Annex B. List of BRS excluded from the analysis due to lack of information
Annex C. Implementation indicators of the SNBR BR (2008-2010)
Annex D.a. Implementation indicators of the RERB BRS, expressed as percentages (2008-2010)
Annex D.b. Implementation indicators of the SNBR BR (2010-2014)
Annex E. Implementation indicators of the SNBR BR, expressed as percentages (2010-2013)
Annex F. Implementation indicators of the SNBR BR, expressed as percentages (2013-2014)
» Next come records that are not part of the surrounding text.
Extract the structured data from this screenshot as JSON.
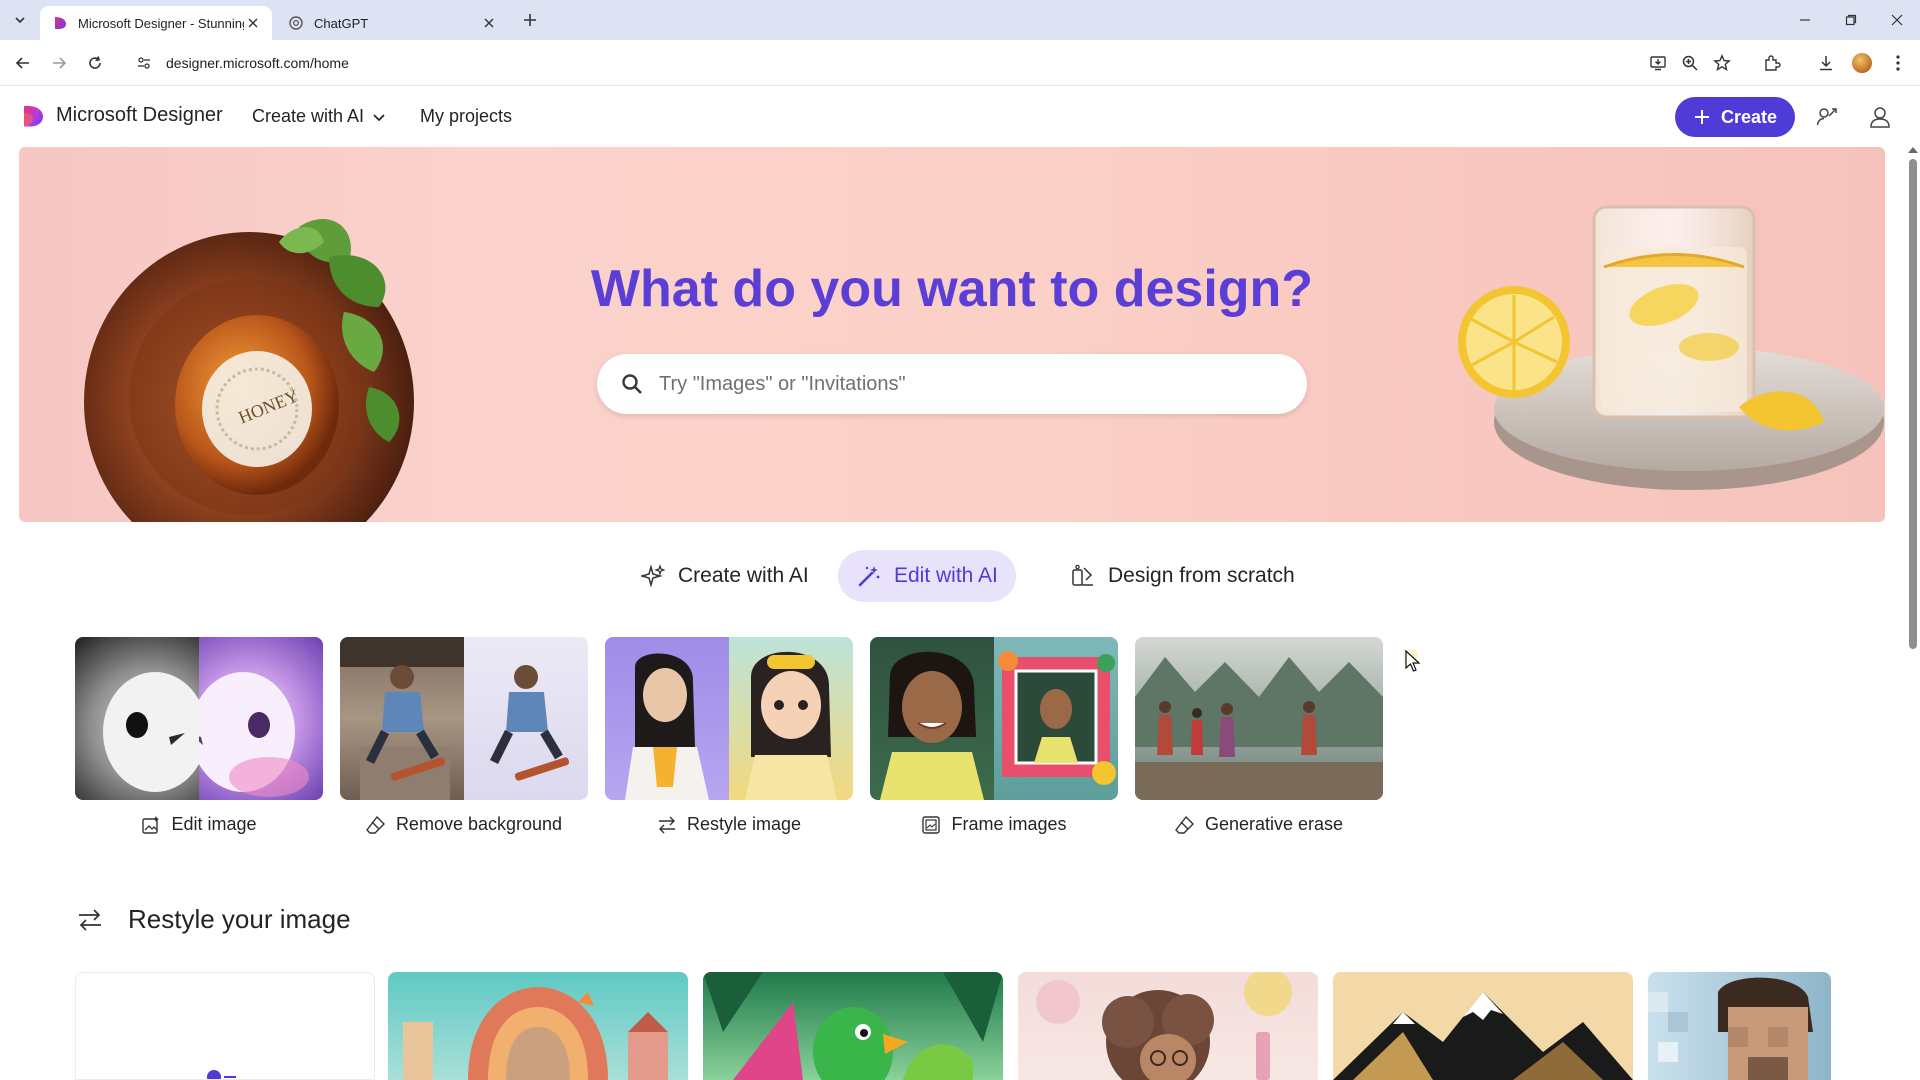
{
  "browser": {
    "tabs": [
      {
        "title": "Microsoft Designer - Stunning",
        "active": true
      },
      {
        "title": "ChatGPT",
        "active": false
      }
    ],
    "url": "designer.microsoft.com/home",
    "icons": [
      "tab-list-icon",
      "new-tab-icon",
      "minimize-icon",
      "restore-icon",
      "close-window-icon",
      "back-icon",
      "forward-icon",
      "reload-icon",
      "site-info-icon",
      "install-app-icon",
      "zoom-icon",
      "bookmark-star-icon",
      "extensions-icon",
      "downloads-icon",
      "profile-avatar",
      "browser-menu-icon"
    ]
  },
  "header": {
    "brand": "Microsoft Designer",
    "menu_create": "Create with AI",
    "menu_projects": "My projects",
    "create_button": "Create",
    "icons": [
      "share-icon",
      "account-icon"
    ]
  },
  "hero": {
    "title": "What do you want to design?",
    "search_placeholder": "Try \"Images\" or \"Invitations\"",
    "jar_label": "HONEY"
  },
  "modes": [
    {
      "label": "Create with AI",
      "icon": "sparkle-icon",
      "selected": false
    },
    {
      "label": "Edit with AI",
      "icon": "magic-wand-icon",
      "selected": true
    },
    {
      "label": "Design from scratch",
      "icon": "design-icon",
      "selected": false
    }
  ],
  "features": [
    {
      "label": "Edit image",
      "icon": "image-edit-icon"
    },
    {
      "label": "Remove background",
      "icon": "eraser-icon"
    },
    {
      "label": "Restyle image",
      "icon": "swap-arrows-icon"
    },
    {
      "label": "Frame images",
      "icon": "frame-icon"
    },
    {
      "label": "Generative erase",
      "icon": "eraser-icon"
    }
  ],
  "restyle_section": {
    "title": "Restyle your image",
    "icon": "swap-arrows-icon",
    "card_count": 6
  },
  "colors": {
    "accent": "#4f3bd8",
    "hero_title": "#5a3ed6",
    "selected_mode_bg": "#e9e2fb",
    "tabstrip": "#dde3f3"
  }
}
Annex G. Implementation indicators used and/or calculated for SNBR 2008-2010 in percentages
Annex H. Statistics of multiple variables and F approximations of the implantation indicators of the SNBR (2008-2014)
a Corresponding author. Email: email@example.com
To cite this article: Castaño-Quintero, P. A., Gil-Cerezo,
M. V., Galán, C., y Domínguez-Vilches, E. (2019). The biosphere reserves of Spain during
2008-2014: Implementation and key aspects for its management. Cuadernos de Desarrollo Rural, 16(83). https://doi.org/10.11144/Javeriana.cdr16-83.tbrs